LIEUTENANT DALE : We had remained in this situation [ i.e. , the two ships lashed together] but a few minutes when we were hailed again by the Serapis, “Has your ship struck?” To which Captain Jones answered, “I have not yet begun to fight.”
JONES : At last, at half past nine o’clock, the Alliance appeared, and I now thought the battle at an end: .but, to my utter astonishment, he [Landais] discharged a broadside full into the stern of the Bon Homme Richard. We called to him for God’s sake to forbear firing into the Bon Homme Richard: yet they passed along the off side of the ship, and continued firing. There was no possibility of his mistaking the enemy’s ship for the Bon Homme Richard, there being the most essential difference in their appearance and construction. Besides, it was then full moon light, and the sides of the Bon Homme Richard were all black, while the sides of the [ Serapis ] were all yellow. Yet, for the greater security, I showed the signal of our reconnaissance, by putting out three lanterns . . . Every tongue cried out that he was firing into the wrong ship, but nothing avaUed . . . and by one of his volleys killed several of my best men . . . My situation was really deplorable; the Bon Homme Richard received various shot under water from the Alliance; the leak gained on the pumps, and the fire increased much on Ixxird Ijoth ships. Some officers persuaded me to strike, of whose courage and good sense I entertain a high opinion. .... 1 would not, however, give up the point. The enemy’s main-mast liegan to shake, their filing decreased fast, ours rather increased, and the British colours were struck at half an hour past ten o’clock.
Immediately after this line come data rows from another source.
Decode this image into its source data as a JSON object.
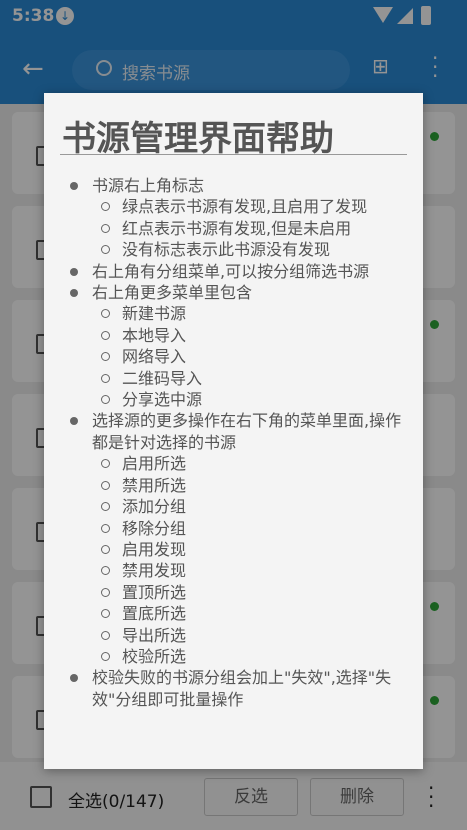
{
  "status_bar": {
    "time": "5:38"
  },
  "toolbar": {
    "search_placeholder": "搜索书源"
  },
  "list": {
    "rows": [
      {
        "has_dot": true
      },
      {
        "has_dot": false
      },
      {
        "has_dot": true
      },
      {
        "has_dot": false
      },
      {
        "has_dot": false
      },
      {
        "has_dot": true
      },
      {
        "has_dot": true
      }
    ]
  },
  "bottom_bar": {
    "select_all_label": "全选(0/147)",
    "invert_label": "反选",
    "delete_label": "删除"
  },
  "dialog": {
    "title": "书源管理界面帮助",
    "items": [
      {
        "text": "书源右上角标志",
        "sub": [
          "绿点表示书源有发现,且启用了发现",
          "红点表示书源有发现,但是未启用",
          "没有标志表示此书源没有发现"
        ]
      },
      {
        "text": "右上角有分组菜单,可以按分组筛选书源",
        "sub": []
      },
      {
        "text": "右上角更多菜单里包含",
        "sub": [
          "新建书源",
          "本地导入",
          "网络导入",
          "二维码导入",
          "分享选中源"
        ]
      },
      {
        "text": "选择源的更多操作在右下角的菜单里面,操作都是针对选择的书源",
        "sub": [
          "启用所选",
          "禁用所选",
          "添加分组",
          "移除分组",
          "启用发现",
          "禁用发现",
          "置顶所选",
          "置底所选",
          "导出所选",
          "校验所选"
        ]
      },
      {
        "text": "校验失败的书源分组会加上\"失效\",选择\"失效\"分组即可批量操作",
        "sub": []
      }
    ]
  },
  "colors": {
    "primary": "#2a8ad6",
    "dot_green": "#2fa83a"
  }
}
LIEUTENANT DALE : Upon finding the flag of the Serapis had been struck, I went to Captain Jones, and asked whether 1 might board the Serapis? to which he consented; and jumping upon the gunwale, seized the main-brace pennant, and swung myself upon her quarter-deck. Midshipman Myrant followed with a party of men, and was immediately run through the thigh with a boarding-pike by some of the enemy stationed in the waist, who were not informed of the surrender of their ship. I found Captain 1'earson standing on the leeward side of the quarter-deck, and, addressing myself to him, said—"Sir, I have orders to send you on board the ship alongside.” The first lieutenant of the Serapis coming up at this moment, inquired of Captain Pearson whether the ship alongside had struck to him? To which I replied, “No, Sir, the contrary, he lias struck to us.” The lieutenant renewing his inquiry, have you struck, Sir? was answered, “Yes, I have.” The lieutenant replied, "1 have nothing more to say” . . . and with Captain Pearson was passed over to the deck of the Bon homme Richard. Orders being sent below to cease firing,—the engagement terminated, after a most obstinate contest of three hours and a half.